« Reply #130 on: July 12, 2018, 08:50:14 PM »
Moral of the story - never split up from your group.


For me, solo is the best way to backpack.

I've done a lot of solo backpacking over the years; I love it! Especially that feeling I get at sundown way out in the middle of nowhere as I realize I am the only human around for a quite a distance in any direction. But I do realize that solo brings on tremendous additional risk.

agree on all counts.

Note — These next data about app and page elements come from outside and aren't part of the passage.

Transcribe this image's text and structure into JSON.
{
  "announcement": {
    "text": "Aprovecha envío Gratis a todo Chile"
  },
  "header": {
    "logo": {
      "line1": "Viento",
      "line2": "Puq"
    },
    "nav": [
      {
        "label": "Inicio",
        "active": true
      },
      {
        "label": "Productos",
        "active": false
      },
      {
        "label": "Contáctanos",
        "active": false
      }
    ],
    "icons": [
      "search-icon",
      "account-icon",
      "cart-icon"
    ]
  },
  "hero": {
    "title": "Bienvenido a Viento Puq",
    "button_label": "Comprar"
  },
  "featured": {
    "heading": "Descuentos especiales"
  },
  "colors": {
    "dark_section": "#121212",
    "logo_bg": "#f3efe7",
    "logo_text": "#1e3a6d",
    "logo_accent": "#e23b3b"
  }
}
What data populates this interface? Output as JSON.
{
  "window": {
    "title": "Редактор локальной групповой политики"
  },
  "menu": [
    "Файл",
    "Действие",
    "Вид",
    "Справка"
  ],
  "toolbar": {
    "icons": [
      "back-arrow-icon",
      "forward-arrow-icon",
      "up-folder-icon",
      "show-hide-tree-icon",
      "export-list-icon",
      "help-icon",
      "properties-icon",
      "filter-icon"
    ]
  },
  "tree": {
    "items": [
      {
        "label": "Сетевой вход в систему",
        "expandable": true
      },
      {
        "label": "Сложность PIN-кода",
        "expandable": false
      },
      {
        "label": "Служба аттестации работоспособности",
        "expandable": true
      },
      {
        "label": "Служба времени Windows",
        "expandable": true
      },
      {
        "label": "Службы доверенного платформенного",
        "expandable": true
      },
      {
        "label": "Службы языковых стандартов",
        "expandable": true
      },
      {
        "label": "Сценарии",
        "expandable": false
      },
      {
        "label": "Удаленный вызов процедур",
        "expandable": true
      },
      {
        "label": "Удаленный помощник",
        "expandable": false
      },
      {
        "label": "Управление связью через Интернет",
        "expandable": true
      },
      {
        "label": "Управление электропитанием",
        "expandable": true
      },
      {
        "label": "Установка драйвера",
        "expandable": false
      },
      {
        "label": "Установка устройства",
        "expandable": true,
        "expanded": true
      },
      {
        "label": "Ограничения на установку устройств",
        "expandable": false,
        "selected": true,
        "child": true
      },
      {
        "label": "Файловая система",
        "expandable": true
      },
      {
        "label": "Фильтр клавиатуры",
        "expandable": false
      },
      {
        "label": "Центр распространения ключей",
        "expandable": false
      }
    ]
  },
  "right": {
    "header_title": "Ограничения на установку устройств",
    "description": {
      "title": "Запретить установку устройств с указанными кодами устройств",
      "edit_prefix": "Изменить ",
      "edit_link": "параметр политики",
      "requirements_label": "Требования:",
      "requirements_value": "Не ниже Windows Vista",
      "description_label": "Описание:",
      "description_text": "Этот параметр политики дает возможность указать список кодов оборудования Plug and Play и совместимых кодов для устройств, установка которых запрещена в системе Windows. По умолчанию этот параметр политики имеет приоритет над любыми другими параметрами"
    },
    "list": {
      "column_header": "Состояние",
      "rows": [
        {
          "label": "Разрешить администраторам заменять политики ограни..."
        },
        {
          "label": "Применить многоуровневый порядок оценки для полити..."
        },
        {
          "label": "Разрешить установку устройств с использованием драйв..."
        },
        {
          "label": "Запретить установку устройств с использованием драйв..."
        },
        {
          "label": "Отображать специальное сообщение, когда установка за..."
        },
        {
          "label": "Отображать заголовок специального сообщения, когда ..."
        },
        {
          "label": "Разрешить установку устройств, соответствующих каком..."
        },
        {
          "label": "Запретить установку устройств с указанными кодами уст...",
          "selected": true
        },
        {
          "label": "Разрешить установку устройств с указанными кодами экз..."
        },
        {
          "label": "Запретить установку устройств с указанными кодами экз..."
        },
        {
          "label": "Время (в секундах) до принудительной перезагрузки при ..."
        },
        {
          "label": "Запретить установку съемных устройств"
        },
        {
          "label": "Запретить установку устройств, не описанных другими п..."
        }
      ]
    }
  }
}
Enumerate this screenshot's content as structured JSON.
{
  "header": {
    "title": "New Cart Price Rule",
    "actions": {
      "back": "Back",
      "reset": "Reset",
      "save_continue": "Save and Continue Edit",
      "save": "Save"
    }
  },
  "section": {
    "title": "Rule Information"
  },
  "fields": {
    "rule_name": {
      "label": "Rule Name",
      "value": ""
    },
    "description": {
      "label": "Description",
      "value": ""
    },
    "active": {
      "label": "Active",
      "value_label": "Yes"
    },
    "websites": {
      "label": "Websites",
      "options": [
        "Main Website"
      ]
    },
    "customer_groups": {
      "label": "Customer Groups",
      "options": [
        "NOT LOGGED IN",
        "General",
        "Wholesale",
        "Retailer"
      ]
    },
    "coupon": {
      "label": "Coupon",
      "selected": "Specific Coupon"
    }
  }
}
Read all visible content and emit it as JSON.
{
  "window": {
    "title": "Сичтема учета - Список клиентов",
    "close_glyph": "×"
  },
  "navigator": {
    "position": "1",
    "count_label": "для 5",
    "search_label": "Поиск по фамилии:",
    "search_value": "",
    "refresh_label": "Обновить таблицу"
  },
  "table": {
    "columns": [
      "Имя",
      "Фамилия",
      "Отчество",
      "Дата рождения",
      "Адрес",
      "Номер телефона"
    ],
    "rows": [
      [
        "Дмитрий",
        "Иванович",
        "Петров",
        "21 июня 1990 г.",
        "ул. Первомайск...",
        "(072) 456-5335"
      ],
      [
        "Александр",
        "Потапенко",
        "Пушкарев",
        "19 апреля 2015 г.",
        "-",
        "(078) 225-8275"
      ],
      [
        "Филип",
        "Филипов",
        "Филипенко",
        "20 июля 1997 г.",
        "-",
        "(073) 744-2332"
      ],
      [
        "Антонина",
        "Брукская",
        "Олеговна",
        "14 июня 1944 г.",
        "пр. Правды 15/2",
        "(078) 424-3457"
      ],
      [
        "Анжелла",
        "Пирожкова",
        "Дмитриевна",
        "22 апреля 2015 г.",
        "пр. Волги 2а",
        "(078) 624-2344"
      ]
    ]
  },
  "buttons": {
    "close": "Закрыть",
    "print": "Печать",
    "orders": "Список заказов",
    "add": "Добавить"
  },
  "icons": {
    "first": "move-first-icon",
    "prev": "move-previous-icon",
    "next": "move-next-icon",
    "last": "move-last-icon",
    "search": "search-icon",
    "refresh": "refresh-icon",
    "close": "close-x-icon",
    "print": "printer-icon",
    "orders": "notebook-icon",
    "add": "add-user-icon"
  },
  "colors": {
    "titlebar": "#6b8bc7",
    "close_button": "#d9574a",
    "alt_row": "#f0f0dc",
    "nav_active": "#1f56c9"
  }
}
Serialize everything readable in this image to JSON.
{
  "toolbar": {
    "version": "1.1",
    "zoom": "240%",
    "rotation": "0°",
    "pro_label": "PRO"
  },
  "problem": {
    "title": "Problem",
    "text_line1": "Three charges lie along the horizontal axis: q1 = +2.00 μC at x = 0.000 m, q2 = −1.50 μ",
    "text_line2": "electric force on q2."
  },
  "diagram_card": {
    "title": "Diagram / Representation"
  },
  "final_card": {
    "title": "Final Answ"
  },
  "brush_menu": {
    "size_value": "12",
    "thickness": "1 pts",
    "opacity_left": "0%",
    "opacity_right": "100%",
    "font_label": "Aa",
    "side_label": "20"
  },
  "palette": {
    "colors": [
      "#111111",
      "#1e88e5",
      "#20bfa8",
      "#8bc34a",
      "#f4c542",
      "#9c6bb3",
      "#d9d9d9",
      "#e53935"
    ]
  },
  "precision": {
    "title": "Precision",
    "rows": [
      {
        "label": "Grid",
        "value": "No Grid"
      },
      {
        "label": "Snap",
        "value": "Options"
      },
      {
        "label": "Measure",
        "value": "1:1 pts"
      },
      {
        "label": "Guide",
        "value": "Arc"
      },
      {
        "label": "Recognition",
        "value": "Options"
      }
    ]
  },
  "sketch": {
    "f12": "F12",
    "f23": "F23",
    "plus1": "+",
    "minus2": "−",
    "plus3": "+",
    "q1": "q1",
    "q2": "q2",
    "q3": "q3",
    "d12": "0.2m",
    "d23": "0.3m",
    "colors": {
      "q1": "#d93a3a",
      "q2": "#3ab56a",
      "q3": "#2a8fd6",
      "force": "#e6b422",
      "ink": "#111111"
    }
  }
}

If you're okay with the additional risk and nobody depends on you for their survival and/or well being (kids, spouse, elderly parents)... well then be my guest.